INPUT FOR THIS TASK below:

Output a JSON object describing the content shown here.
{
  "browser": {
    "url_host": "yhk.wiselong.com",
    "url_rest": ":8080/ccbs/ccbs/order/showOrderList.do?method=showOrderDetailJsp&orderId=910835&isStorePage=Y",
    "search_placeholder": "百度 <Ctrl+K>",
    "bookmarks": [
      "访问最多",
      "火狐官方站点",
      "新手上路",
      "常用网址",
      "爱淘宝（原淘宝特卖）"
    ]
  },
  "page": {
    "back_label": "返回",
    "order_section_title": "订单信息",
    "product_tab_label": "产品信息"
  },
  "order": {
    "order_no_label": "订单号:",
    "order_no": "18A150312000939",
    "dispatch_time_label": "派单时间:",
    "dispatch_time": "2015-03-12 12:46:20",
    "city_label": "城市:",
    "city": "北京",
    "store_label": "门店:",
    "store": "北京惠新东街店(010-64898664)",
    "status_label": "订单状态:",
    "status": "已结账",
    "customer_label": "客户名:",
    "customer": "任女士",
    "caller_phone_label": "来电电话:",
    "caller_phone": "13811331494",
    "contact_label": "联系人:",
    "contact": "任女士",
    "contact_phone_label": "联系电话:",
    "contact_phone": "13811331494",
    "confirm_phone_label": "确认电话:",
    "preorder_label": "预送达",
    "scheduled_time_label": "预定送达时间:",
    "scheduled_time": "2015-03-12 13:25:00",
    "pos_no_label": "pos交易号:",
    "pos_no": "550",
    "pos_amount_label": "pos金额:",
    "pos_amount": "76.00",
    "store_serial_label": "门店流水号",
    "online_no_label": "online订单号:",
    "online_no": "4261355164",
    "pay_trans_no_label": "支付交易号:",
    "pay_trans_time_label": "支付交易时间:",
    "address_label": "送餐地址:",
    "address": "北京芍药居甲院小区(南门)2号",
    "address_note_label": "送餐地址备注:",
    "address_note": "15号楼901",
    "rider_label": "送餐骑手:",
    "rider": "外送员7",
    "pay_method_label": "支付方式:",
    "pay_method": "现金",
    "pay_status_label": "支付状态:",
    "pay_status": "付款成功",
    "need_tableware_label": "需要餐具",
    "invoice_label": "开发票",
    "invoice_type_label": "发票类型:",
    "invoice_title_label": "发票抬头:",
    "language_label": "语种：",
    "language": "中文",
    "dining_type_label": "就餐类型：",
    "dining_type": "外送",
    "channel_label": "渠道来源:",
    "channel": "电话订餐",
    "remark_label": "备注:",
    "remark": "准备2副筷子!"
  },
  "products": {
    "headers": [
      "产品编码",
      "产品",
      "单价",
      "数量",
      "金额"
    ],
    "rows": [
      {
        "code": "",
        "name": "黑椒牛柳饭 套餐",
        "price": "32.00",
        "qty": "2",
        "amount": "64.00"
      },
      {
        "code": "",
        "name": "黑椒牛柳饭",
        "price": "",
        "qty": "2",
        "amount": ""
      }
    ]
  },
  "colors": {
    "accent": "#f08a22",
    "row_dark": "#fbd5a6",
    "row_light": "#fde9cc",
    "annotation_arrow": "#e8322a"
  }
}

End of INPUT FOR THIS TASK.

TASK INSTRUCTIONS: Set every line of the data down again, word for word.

EXERCISE OUTPUT:
Output a JSON object describing the content shown here.
{
  "browser": {
    "url_host": "yhk.wiselong.com",
    "url_rest": ":8080/ccbs/ccbs/order/showOrderList.do?method=showOrderDetailJsp&orderId=910835&isStorePage=Y",
    "search_placeholder": "百度 <Ctrl+K>",
    "bookmarks": [
      "访问最多",
      "火狐官方站点",
      "新手上路",
      "常用网址",
      "爱淘宝（原淘宝特卖）"
    ]
  },
  "page": {
    "back_label": "返回",
    "order_section_title": "订单信息",
    "product_tab_label": "产品信息"
  },
  "order": {
    "order_no_label": "订单号:",
    "order_no": "18A150312000939",
    "dispatch_time_label": "派单时间:",
    "dispatch_time": "2015-03-12 12:46:20",
    "city_label": "城市:",
    "city": "北京",
    "store_label": "门店:",
    "store": "北京惠新东街店(010-64898664)",
    "status_label": "订单状态:",
    "status": "已结账",
    "customer_label": "客户名:",
    "customer": "任女士",
    "caller_phone_label": "来电电话:",
    "caller_phone": "13811331494",
    "contact_label": "联系人:",
    "contact": "任女士",
    "contact_phone_label": "联系电话:",
    "contact_phone": "13811331494",
    "confirm_phone_label": "确认电话:",
    "preorder_label": "预送达",
    "scheduled_time_label": "预定送达时间:",
    "scheduled_time": "2015-03-12 13:25:00",
    "pos_no_label": "pos交易号:",
    "pos_no": "550",
    "pos_amount_label": "pos金额:",
    "pos_amount": "76.00",
    "store_serial_label": "门店流水号",
    "online_no_label": "online订单号:",
    "online_no": "4261355164",
    "pay_trans_no_label": "支付交易号:",
    "pay_trans_time_label": "支付交易时间:",
    "address_label": "送餐地址:",
    "address": "北京芍药居甲院小区(南门)2号",
    "address_note_label": "送餐地址备注:",
    "address_note": "15号楼901",
    "rider_label": "送餐骑手:",
    "rider": "外送员7",
    "pay_method_label": "支付方式:",
    "pay_method": "现金",
    "pay_status_label": "支付状态:",
    "pay_status": "付款成功",
    "need_tableware_label": "需要餐具",
    "invoice_label": "开发票",
    "invoice_type_label": "发票类型:",
    "invoice_title_label": "发票抬头:",
    "language_label": "语种：",
    "language": "中文",
    "dining_type_label": "就餐类型：",
    "dining_type": "外送",
    "channel_label": "渠道来源:",
    "channel": "电话订餐",
    "remark_label": "备注:",
    "remark": "准备2副筷子!"
  },
  "products": {
    "headers": [
      "产品编码",
      "产品",
      "单价",
      "数量",
      "金额"
    ],
    "rows": [
      {
        "code": "",
        "name": "黑椒牛柳饭 套餐",
        "price": "32.00",
        "qty": "2",
        "amount": "64.00"
      },
      {
        "code": "",
        "name": "黑椒牛柳饭",
        "price": "",
        "qty": "2",
        "amount": ""
      }
    ]
  },
  "colors": {
    "accent": "#f08a22",
    "row_dark": "#fbd5a6",
    "row_light": "#fde9cc",
    "annotation_arrow": "#e8322a"
  }
}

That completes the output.